We have a healthcare policy for full time employees but this is just mine, I’m not counting anybody else. It costs about $6,000 a year. That might actually be low, I’d have to double check that. The dispatch, if we wanted to work a lot dispatch is a bit of a luxury. It’s something that you created just to have freedom in the business. Dispatch is going to cost us about $40,000 a year. So, let’s add these all together and the total of all this is $286,000. $286,000 of freedom basically.
When this business was set up, I didn’t want something that I had to be there every single moment. That the business relies on me. I’ll work hard, I love working but I also love playing, going out of town and going on a vacation. I like freedom and to be able to do what I want and do it when I want to do it. That’s the reason this business was set up. Even Christian, my business partner and the manager of Junk Doctors has dispatch. So, it’s not 100% reliant on him. We’ve got some backup options in place, where one person leaving is not going to affect the entire organization.
Then on me working 5 to 10 hours a month, between salary and net profit, making pretty good money. If I wanted to focus full time on Junk Doctors and not do JRA and just work. Potentially this business can make $586,000 a year, just shy of 30% of $2,000,000 a year revenue. What we did is instead of going after this $586,000, I chose freedom and took the opportunity to start Junk Removal Authority where I can provide a lot more impact for more people throughout the country by helping them achieve this number or the Junk Knob’s and Junk Doctors’ number if they want to. We always encourage people to have freedom. You may make a ton of money but that doesn’t make you rich. That might be part of being rich but having freedom in your life and to be able to go out and do what you want to do and do it when you want to do it. That’s truly rich and you’re free at that point. This is very possible in junk removal. I’ve seen it firsthand, it’s extremely possible. Anybody that tells you it is impossible in junk removal if you’re out going after 15% net margins, that’s incorrect you’re thinking small. I’m going to tell everybody, you need to be careful in exposing yourself to small thinkers. If you’re thinking big, you need to cut out the small thinkers.

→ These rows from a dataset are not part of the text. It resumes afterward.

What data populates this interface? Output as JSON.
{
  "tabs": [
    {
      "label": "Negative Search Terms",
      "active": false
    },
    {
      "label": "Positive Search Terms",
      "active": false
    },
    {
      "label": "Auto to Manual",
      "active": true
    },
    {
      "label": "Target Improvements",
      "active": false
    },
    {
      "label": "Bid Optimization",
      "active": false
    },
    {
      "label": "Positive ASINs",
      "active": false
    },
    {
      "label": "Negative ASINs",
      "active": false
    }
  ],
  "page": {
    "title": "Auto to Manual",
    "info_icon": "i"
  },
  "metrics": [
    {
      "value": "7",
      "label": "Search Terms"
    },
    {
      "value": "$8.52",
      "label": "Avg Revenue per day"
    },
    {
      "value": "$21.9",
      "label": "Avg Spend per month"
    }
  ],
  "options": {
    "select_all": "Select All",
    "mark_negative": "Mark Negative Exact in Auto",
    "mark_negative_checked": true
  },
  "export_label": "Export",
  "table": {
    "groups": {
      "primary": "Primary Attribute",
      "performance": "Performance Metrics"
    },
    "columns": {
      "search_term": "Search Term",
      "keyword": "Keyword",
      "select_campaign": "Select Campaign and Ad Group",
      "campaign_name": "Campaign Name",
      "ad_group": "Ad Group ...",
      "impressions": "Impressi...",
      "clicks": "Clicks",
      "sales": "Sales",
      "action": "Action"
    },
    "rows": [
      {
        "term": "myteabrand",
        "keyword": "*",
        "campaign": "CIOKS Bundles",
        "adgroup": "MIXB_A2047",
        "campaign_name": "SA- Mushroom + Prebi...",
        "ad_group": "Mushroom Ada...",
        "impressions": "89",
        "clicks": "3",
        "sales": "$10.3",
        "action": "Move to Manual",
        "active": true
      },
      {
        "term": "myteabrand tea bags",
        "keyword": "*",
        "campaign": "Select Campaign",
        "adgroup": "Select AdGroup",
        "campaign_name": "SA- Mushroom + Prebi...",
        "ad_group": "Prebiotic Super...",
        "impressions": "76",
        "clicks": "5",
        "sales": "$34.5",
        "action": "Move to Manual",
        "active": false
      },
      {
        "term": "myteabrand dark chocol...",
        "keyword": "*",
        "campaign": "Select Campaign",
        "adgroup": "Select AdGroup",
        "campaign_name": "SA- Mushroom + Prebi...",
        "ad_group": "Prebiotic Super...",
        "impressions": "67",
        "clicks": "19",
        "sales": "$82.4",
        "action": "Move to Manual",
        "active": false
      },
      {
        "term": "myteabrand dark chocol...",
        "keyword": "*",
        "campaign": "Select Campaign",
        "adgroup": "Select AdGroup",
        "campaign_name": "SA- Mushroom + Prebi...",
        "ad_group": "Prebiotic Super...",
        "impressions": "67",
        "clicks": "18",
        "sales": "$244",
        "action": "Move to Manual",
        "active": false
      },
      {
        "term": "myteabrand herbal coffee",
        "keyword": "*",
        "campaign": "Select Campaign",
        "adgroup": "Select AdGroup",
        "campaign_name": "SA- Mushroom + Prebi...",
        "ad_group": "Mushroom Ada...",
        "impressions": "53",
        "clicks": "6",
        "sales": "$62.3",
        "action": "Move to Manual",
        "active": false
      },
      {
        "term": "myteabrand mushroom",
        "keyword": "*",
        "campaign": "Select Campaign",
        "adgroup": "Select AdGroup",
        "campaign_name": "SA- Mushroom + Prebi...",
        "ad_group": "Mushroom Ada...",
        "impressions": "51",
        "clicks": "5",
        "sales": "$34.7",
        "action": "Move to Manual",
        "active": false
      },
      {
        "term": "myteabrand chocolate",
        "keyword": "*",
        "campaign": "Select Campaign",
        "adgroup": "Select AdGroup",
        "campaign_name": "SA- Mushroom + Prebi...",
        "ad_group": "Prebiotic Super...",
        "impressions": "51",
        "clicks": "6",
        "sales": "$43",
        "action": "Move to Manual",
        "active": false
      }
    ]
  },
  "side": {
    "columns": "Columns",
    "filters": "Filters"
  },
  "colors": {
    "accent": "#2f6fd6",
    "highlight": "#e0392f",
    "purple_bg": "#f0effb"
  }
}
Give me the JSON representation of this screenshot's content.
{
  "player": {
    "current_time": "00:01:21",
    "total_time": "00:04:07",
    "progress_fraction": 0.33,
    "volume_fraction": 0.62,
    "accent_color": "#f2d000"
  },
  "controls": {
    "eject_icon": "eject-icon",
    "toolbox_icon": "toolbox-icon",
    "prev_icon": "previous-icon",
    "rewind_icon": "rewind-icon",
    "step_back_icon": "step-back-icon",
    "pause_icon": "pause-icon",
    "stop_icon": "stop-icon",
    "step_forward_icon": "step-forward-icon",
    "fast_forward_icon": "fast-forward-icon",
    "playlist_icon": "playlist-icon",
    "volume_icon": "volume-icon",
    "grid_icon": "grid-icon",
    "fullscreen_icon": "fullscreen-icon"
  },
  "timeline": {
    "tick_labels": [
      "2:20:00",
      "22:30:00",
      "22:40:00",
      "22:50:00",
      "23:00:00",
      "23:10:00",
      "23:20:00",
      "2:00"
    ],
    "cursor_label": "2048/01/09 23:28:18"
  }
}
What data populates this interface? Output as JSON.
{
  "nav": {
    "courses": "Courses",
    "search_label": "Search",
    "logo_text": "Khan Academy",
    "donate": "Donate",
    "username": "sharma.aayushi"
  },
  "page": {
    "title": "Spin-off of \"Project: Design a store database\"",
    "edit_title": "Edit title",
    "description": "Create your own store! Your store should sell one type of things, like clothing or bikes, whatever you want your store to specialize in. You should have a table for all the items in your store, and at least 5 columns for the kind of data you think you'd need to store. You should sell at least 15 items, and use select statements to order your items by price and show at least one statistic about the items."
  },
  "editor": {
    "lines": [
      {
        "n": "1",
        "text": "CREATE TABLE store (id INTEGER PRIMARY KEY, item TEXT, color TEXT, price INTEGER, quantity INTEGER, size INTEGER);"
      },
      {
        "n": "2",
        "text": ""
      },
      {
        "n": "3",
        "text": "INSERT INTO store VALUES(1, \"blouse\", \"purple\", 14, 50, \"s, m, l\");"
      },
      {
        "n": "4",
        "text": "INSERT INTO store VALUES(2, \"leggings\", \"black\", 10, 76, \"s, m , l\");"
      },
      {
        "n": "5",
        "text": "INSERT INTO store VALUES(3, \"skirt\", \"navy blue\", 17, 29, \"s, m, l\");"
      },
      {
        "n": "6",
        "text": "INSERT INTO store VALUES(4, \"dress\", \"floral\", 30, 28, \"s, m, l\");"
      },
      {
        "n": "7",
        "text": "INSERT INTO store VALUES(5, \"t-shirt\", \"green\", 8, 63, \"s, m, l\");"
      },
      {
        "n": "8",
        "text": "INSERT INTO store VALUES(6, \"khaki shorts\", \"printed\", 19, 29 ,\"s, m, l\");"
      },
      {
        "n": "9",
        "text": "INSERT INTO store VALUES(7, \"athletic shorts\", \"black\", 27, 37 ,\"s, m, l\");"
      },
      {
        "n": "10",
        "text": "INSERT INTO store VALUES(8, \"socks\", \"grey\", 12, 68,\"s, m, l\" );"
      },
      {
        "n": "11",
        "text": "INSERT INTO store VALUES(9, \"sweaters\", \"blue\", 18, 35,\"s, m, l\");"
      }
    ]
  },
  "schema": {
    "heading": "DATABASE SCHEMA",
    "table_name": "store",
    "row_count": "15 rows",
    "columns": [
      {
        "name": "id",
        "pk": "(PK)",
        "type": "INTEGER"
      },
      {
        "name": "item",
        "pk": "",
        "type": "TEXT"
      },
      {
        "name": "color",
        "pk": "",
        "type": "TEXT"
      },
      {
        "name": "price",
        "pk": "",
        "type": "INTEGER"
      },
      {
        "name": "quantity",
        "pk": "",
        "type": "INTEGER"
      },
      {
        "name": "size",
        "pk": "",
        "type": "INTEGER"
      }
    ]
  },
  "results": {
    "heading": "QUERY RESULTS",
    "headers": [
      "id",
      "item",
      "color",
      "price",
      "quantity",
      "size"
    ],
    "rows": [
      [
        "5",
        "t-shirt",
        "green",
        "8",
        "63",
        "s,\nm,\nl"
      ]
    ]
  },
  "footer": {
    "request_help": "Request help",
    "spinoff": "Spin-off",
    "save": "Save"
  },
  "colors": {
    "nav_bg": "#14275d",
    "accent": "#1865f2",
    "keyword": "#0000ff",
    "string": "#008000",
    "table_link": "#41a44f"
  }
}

If you’re listening to small thinkers, cut them out. Listen to big thinkers that are telling you this is possible and have done it and you’re going to be much more successful. Give us a call at 919-617-1975. Thanks guys!